Let me be clear, from what I've read, there's was nothing "unbiblical" or "theologically incorrect" in the book. - AT least from what I read. It was just really hard to read. Again, the language wasn't difficult or complex, it just didn't ever capture or keep my attention. There were parts that were interesting. For example, I really liked this quote:
"Getting the church right is so important. The church is God's world-changing social experiment of bringing unlikes and differents to the table to share life with one another as a new kind of family. When this happens, we show the world what love, justice, peace, reconciliation, and life together are designed by God to be. The church is God's show-and-tell for the world to see how God wants us to live as a family."The beginning of the book was interesting - although his analogies of the church as a salad bowl and a tomato were a bit distracting. But he did a good job of pointing out how we tend to congregate with "people like us" and exclude people who are different and how dangerous this can be. But I lost interest about one-third to halfway through the book. It seemed very redundant. It just seemed as if he could have made his points in a much shorter book. Again, my complaints with this book weren't necessarily theological. That's why it so hard to write this review. It may just be a personality clash. Someone else may absolutely LOVE Mr. McKnight's writing. But, for me, I felt this topic could have been handled much better.

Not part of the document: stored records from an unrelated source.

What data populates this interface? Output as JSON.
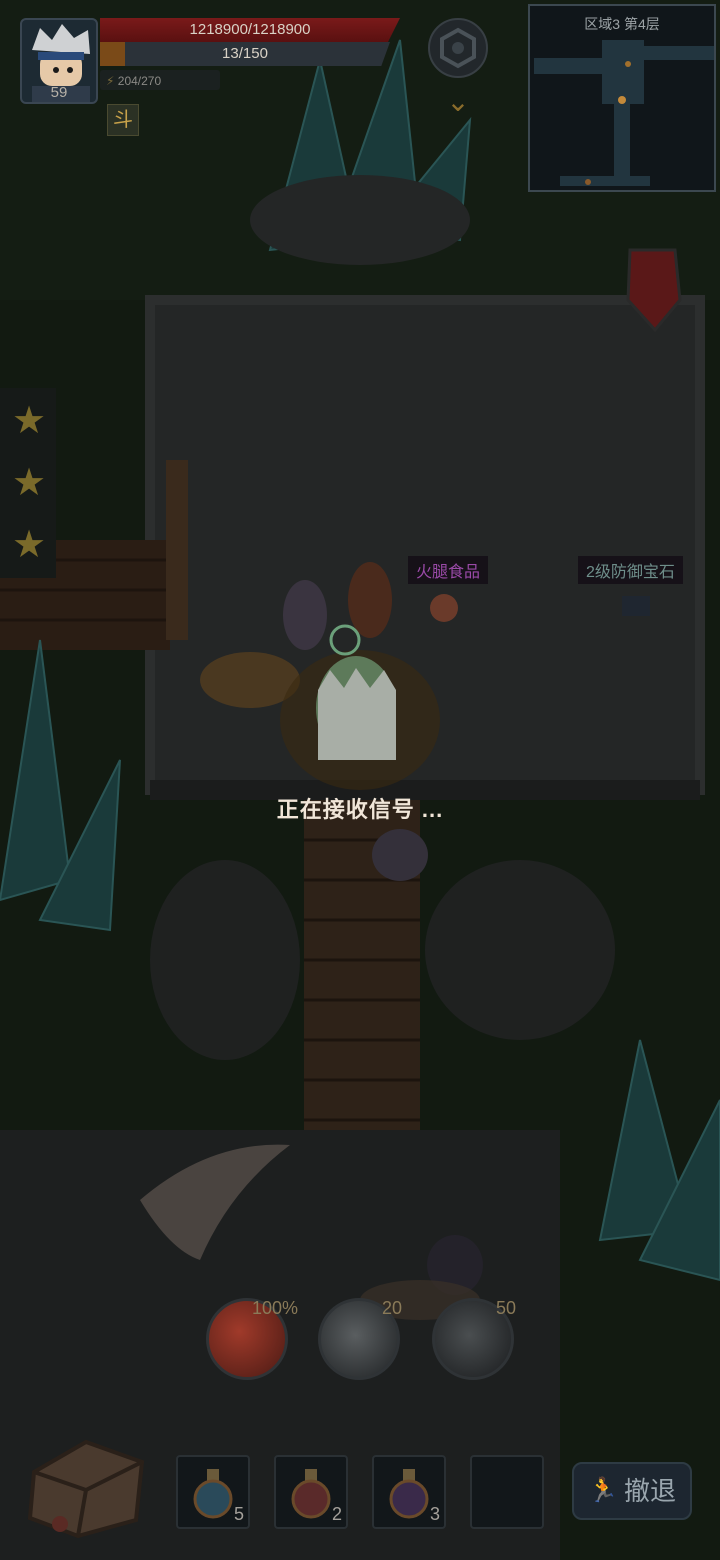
{
  "player": {
    "level": "59",
    "hp_text": "1218900/1218900",
    "exp_text": "13/150",
    "exp_fraction": 0.087,
    "energy_text": "204/270"
  },
  "minimap": {
    "title": "区域3 第4层"
  },
  "floor_items": [
    {
      "label": "火腿食品"
    },
    {
      "label": "2级防御宝石"
    }
  ],
  "status_message": "正在接收信号 ...",
  "skills": [
    {
      "name": "fire-skill",
      "label": "100%"
    },
    {
      "name": "stone-skill",
      "label": "20"
    },
    {
      "name": "slash-skill",
      "label": "50"
    }
  ],
  "potion_slots": [
    {
      "icon": "potion-icon",
      "count": "5"
    },
    {
      "icon": "potion-icon",
      "count": "2"
    },
    {
      "icon": "potion-icon",
      "count": "3"
    },
    {
      "icon": "",
      "count": ""
    }
  ],
  "retreat": {
    "label": "撤退"
  },
  "colors": {
    "hp": "#7a1a1a",
    "exp": "#7a4a18",
    "ham_label": "#9a4aa8",
    "gem_label": "#6e8e8a"
  }
}
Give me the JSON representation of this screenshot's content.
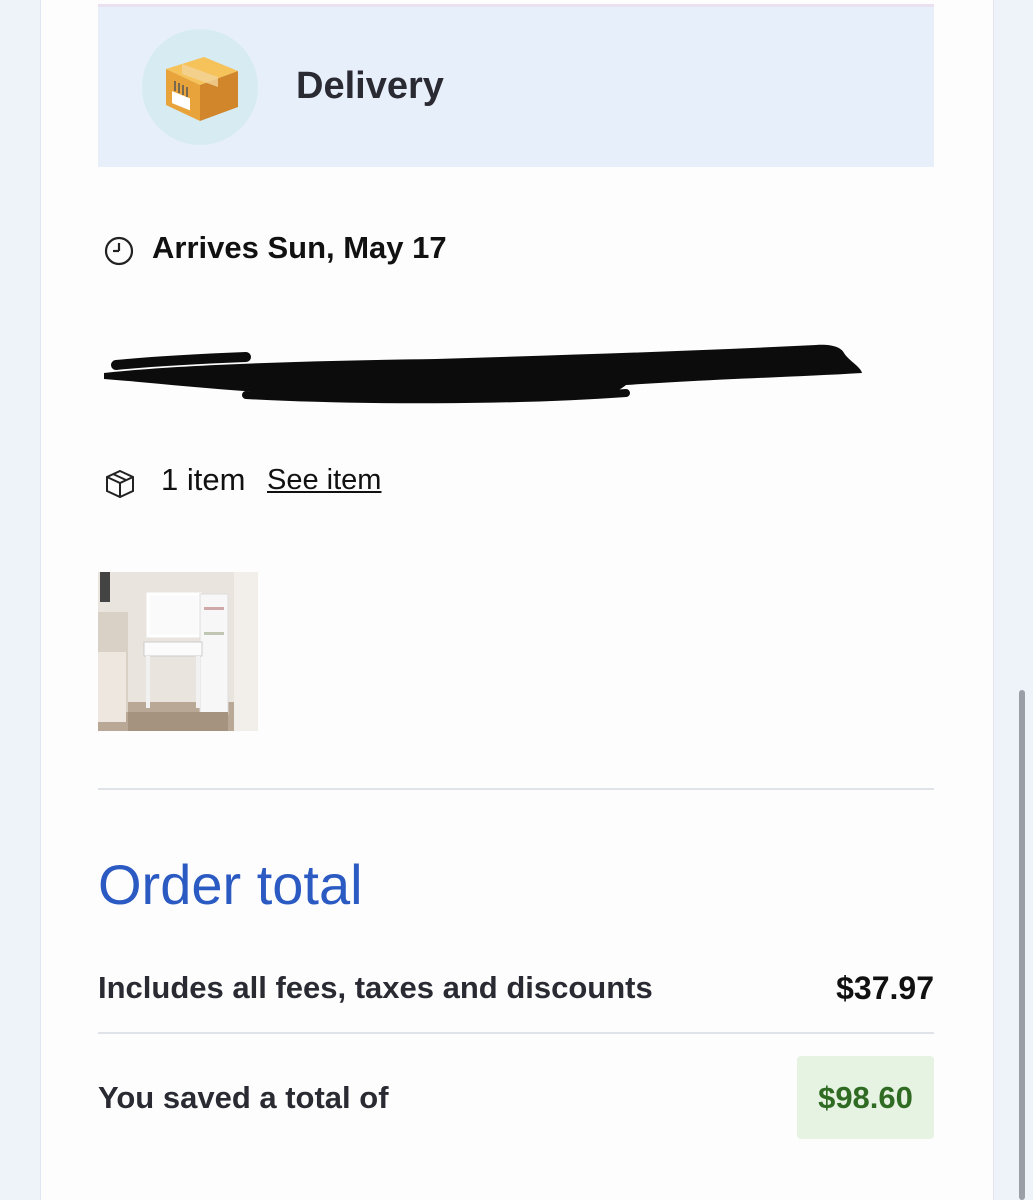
{
  "delivery": {
    "title": "Delivery",
    "icon": "package-icon"
  },
  "arrival": {
    "text": "Arrives Sun, May 17",
    "icon": "clock-icon"
  },
  "address": {
    "text": "",
    "icon": "location-icon",
    "redacted": true
  },
  "items": {
    "count_text": "1 item",
    "link": "See item",
    "icon": "box-icon"
  },
  "order_total": {
    "title": "Order total",
    "fees_label": "Includes all fees, taxes and discounts",
    "fees_value": "$37.97",
    "saved_label": "You saved a total of",
    "saved_value": "$98.60"
  },
  "colors": {
    "accent": "#2a5ac2",
    "saved_bg": "#e6f2e2",
    "saved_text": "#2f6b22",
    "header_bg": "#e7effb"
  }
}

I received a digital copy of this book, free of charge, from BookLook Bloggers, in exchange for my honest review.